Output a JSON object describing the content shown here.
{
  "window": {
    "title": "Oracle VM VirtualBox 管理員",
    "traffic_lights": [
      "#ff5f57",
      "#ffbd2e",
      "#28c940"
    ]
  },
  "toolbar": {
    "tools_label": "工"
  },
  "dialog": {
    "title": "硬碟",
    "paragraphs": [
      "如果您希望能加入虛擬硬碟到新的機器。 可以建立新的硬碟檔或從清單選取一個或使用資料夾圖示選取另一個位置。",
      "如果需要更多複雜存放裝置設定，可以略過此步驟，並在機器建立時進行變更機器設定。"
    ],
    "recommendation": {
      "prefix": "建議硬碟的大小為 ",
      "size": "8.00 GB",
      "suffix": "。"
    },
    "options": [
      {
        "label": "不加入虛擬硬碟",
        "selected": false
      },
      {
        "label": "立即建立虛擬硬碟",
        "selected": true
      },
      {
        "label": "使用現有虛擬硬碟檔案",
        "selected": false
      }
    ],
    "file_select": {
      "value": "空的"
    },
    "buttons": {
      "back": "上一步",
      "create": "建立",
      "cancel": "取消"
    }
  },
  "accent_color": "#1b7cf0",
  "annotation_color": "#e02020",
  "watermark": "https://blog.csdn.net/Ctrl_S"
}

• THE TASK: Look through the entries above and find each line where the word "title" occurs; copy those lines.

• RESPONSE TO THIS EXERCISE:
    "title": "Oracle VM VirtualBox 管理員",
    "title": "硬碟",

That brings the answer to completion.